Task prompt -> Throughout the entries below, report every line where "objects" is found.

(The records begins)

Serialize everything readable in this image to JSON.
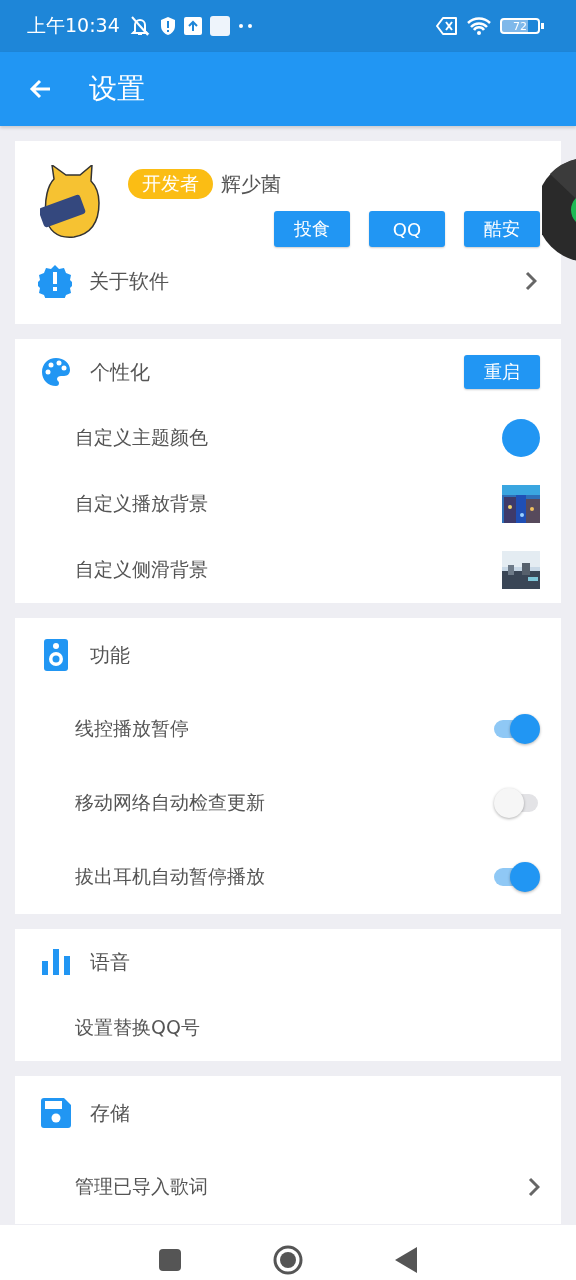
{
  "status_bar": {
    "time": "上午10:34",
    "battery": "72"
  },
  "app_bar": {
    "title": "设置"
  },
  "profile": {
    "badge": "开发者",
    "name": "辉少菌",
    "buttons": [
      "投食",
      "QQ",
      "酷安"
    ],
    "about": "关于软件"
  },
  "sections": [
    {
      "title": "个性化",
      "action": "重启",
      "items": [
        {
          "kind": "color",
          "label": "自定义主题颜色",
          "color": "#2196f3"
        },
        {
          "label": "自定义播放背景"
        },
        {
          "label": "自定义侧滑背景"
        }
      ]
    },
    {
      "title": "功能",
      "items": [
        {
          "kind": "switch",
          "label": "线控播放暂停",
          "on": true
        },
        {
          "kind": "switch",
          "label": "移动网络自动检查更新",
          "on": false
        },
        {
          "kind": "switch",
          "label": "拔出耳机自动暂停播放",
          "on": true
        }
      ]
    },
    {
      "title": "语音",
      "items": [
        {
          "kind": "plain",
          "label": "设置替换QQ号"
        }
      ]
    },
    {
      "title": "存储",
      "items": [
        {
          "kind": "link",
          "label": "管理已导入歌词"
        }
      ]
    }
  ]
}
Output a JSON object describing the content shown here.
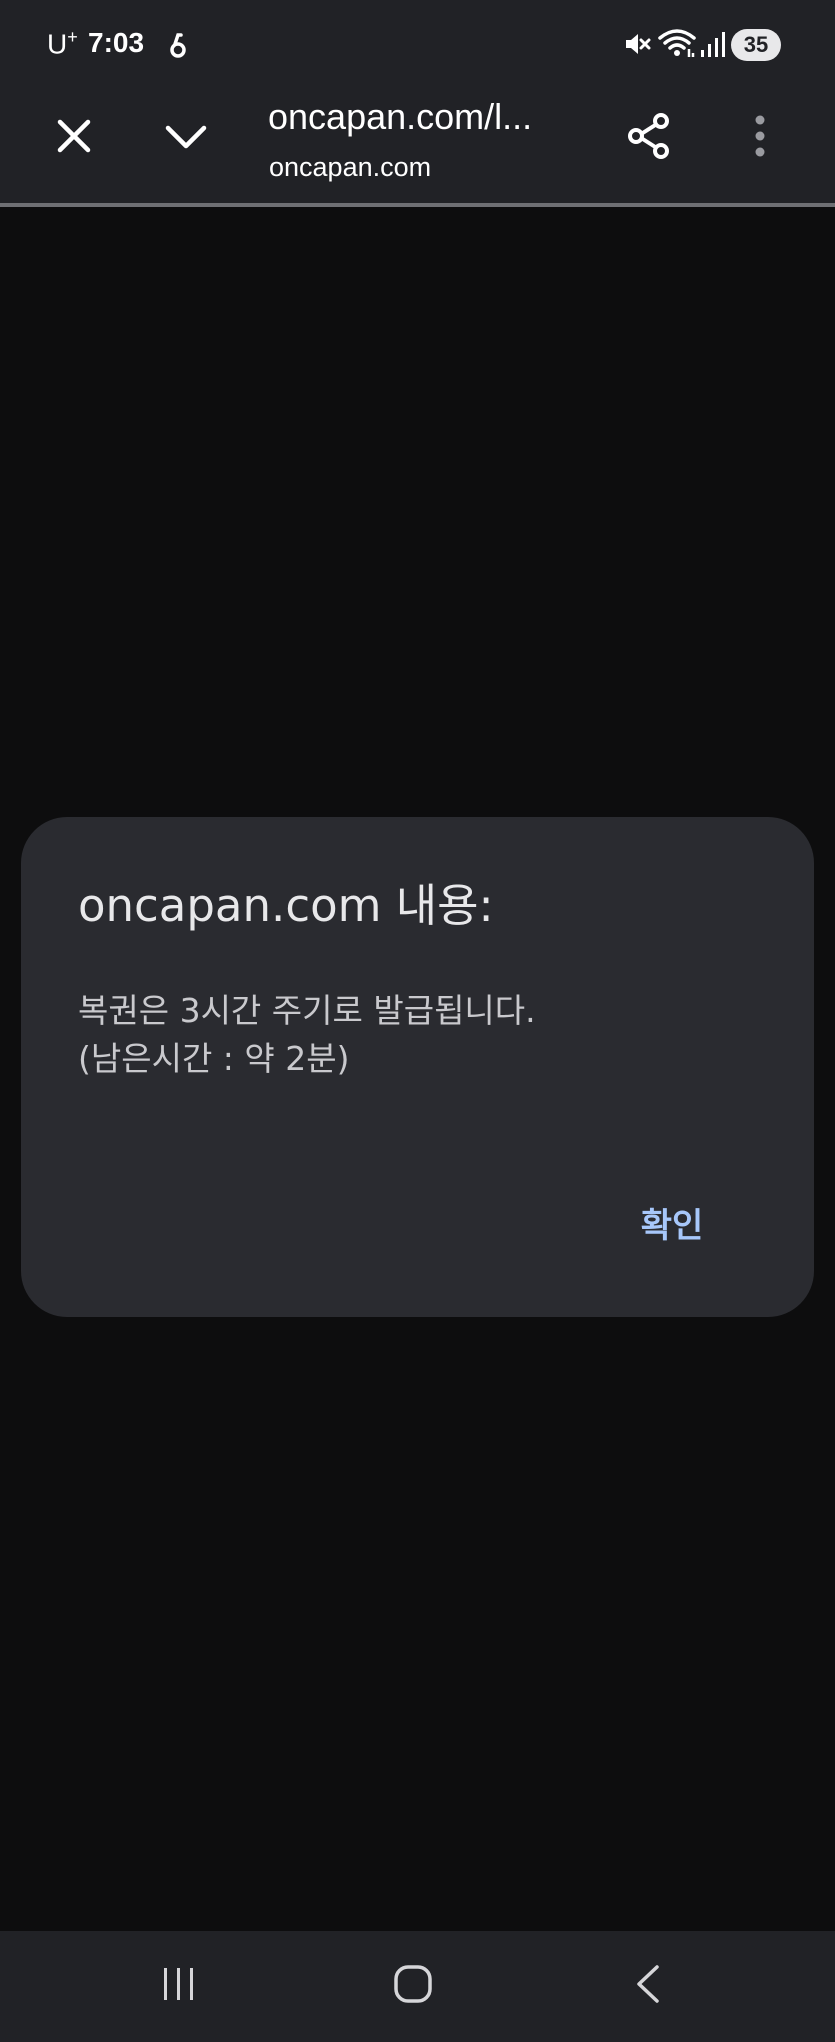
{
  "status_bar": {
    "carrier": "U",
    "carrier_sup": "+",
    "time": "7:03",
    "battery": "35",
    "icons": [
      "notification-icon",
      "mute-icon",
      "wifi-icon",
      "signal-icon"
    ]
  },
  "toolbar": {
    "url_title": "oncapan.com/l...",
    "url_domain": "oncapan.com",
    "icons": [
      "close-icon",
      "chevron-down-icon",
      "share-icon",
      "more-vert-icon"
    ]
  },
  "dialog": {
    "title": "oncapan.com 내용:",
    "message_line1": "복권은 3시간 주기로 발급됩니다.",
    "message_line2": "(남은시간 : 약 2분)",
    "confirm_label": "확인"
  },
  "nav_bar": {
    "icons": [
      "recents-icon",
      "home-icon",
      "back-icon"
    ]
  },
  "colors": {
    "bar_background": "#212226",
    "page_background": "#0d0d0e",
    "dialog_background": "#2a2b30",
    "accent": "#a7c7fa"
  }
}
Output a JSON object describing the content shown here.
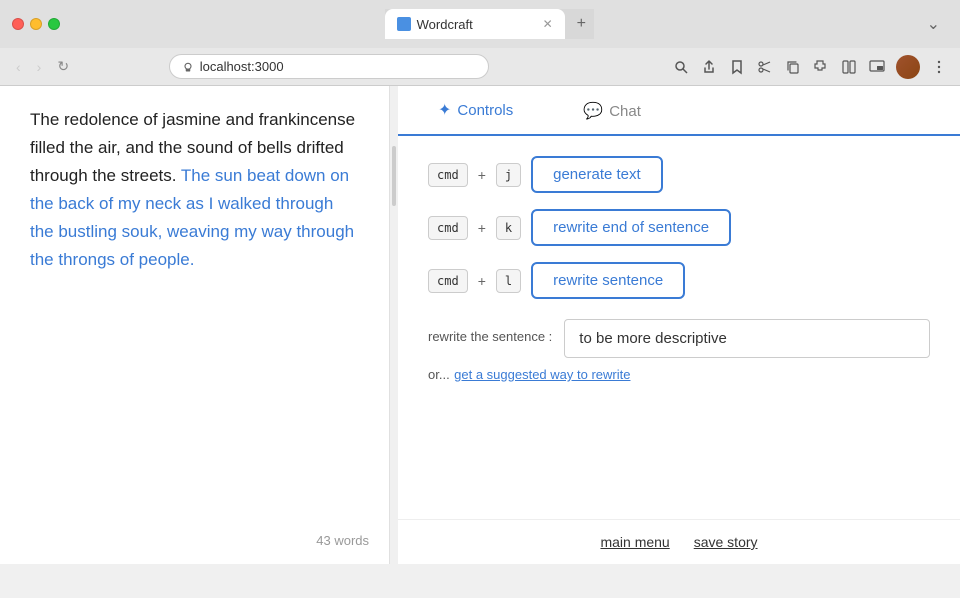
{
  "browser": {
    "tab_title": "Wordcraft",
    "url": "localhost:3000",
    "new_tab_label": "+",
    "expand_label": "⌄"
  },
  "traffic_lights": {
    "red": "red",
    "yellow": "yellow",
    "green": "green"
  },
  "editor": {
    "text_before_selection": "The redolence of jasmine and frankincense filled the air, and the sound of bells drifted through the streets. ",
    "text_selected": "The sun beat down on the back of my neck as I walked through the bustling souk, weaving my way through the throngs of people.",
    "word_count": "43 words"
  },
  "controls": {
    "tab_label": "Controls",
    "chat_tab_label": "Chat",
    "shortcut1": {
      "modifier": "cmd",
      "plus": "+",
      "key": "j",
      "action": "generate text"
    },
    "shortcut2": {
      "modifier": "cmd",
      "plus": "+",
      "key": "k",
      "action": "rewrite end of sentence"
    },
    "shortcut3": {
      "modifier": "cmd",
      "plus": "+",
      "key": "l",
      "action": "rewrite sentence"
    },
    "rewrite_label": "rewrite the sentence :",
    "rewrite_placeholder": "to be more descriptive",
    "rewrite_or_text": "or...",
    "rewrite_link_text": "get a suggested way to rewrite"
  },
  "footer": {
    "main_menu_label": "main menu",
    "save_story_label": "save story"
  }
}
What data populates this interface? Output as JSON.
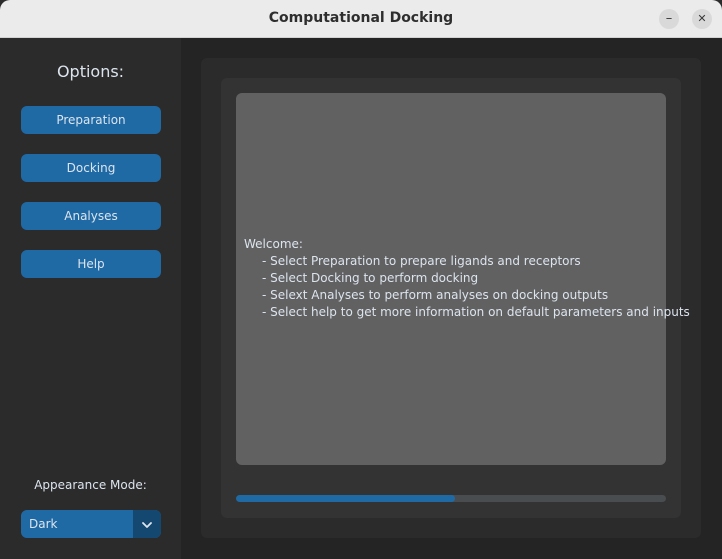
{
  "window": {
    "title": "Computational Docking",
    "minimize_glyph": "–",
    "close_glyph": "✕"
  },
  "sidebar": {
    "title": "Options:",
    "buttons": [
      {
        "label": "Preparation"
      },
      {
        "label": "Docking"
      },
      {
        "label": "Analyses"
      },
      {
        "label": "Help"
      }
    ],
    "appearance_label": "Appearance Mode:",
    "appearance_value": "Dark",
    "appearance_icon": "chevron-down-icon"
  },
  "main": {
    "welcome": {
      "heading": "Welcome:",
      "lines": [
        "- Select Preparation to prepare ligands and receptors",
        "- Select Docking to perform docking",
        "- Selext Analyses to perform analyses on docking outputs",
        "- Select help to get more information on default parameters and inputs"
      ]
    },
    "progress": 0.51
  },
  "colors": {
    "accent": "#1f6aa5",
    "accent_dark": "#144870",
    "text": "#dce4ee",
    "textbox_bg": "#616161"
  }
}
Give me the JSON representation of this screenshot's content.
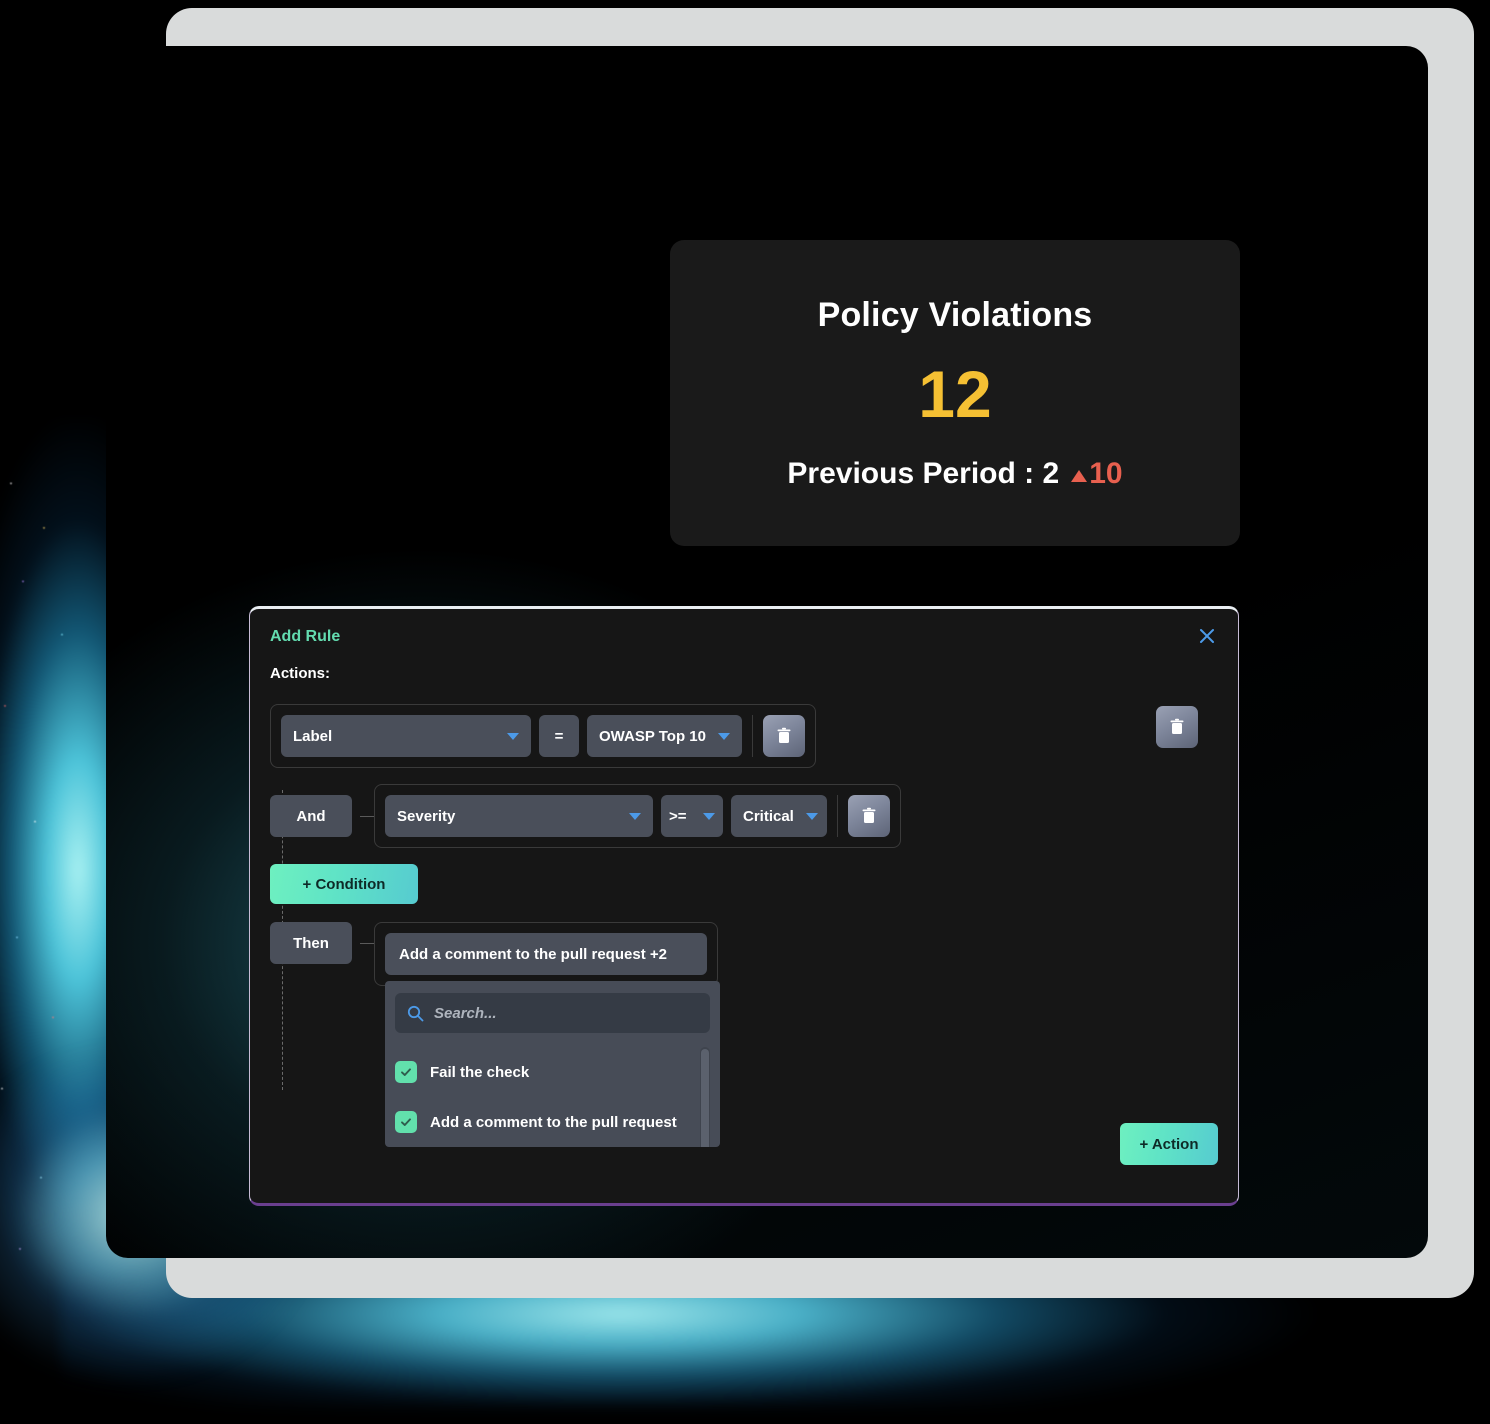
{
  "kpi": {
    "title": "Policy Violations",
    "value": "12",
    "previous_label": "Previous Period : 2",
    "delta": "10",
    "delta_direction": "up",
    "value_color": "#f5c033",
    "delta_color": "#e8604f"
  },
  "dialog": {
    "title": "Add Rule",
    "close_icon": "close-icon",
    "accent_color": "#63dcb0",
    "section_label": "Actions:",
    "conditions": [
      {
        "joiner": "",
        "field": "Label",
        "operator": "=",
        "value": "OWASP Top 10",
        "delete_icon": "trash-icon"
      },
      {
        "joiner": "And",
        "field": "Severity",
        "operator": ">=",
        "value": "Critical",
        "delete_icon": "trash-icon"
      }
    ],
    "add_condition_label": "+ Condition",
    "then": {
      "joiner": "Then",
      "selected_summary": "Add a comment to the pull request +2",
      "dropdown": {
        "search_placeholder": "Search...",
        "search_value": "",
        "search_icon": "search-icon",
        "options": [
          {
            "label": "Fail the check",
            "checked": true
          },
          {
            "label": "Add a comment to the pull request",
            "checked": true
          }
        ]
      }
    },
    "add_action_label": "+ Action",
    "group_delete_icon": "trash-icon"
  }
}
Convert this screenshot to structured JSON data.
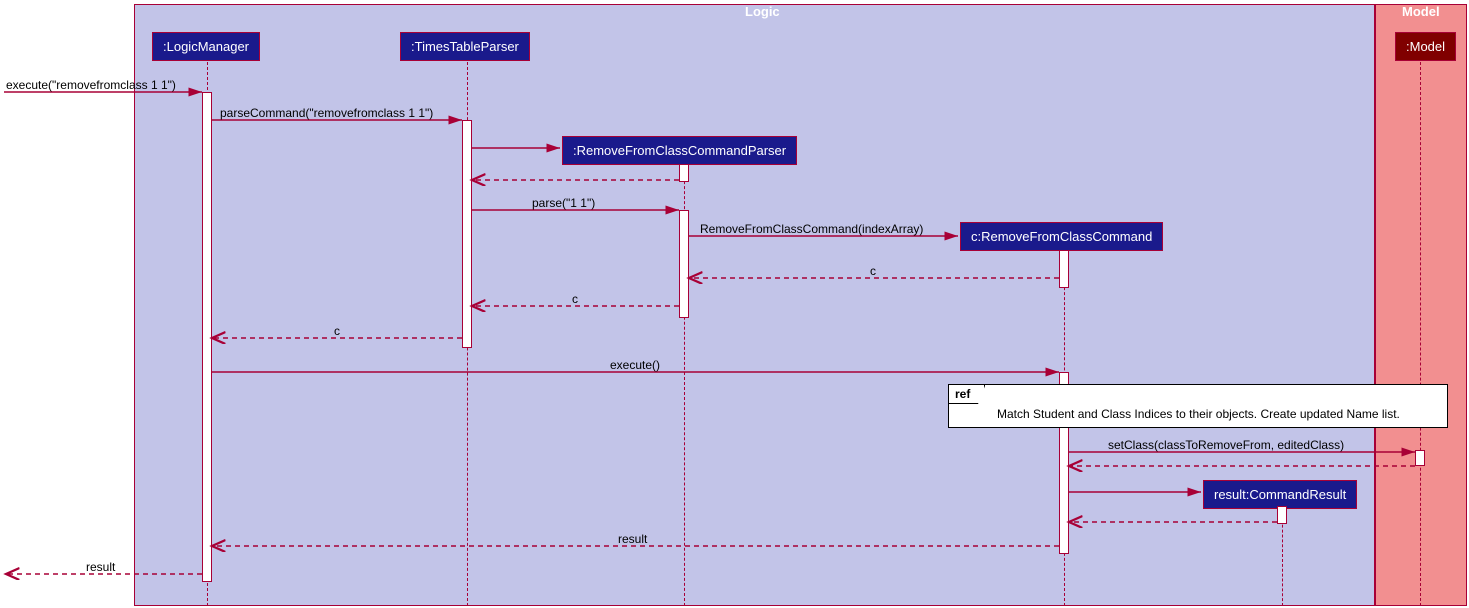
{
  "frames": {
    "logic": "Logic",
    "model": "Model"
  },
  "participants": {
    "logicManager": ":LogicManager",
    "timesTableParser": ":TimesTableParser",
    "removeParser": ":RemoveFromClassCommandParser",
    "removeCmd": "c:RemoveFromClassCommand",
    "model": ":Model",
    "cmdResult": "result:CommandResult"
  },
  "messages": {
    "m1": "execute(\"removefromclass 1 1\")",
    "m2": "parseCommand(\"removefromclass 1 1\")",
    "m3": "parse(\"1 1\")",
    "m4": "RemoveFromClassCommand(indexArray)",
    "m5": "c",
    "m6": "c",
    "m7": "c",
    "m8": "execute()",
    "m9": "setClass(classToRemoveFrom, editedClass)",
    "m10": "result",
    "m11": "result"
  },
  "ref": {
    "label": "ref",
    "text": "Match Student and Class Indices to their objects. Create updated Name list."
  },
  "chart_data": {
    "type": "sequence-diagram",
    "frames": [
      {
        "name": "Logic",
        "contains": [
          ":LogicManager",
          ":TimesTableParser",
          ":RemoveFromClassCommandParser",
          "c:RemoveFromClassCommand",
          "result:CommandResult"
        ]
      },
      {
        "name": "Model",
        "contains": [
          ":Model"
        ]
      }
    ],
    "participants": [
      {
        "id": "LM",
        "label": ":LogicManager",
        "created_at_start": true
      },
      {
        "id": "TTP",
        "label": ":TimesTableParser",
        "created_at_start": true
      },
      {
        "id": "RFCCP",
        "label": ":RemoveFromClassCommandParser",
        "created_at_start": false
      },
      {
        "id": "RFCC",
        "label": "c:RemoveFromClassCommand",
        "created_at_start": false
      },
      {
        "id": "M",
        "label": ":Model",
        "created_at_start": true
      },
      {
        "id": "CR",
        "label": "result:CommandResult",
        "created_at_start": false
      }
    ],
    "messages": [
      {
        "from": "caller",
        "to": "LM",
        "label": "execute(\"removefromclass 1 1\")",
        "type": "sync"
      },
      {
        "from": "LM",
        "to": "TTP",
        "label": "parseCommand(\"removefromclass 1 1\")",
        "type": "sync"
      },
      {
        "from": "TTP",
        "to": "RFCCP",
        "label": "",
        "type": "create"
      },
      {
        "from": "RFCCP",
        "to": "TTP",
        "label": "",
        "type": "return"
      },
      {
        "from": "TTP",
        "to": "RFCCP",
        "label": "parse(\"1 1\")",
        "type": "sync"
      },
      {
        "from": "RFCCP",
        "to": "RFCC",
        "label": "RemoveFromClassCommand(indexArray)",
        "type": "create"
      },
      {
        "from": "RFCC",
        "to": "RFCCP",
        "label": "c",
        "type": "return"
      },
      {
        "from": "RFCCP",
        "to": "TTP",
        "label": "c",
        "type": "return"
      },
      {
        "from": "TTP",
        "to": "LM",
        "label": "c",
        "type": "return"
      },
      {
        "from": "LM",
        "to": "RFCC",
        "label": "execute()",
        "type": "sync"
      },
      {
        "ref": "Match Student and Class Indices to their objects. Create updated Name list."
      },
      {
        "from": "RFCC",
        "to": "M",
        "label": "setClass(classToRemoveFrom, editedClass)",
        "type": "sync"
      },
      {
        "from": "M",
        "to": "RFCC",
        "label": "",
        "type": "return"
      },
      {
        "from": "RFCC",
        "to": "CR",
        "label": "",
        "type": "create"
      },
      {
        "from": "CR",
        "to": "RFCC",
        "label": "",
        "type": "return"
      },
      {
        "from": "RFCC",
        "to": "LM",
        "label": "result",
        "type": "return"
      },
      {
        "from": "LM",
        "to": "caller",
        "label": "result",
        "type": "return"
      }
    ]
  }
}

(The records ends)

Exercise result ->
    "text": "Match Student and Class Indices to their objects. Create updated Name list."
        "ref": "Match Student and Class Indices to their objects. Create updated Name list."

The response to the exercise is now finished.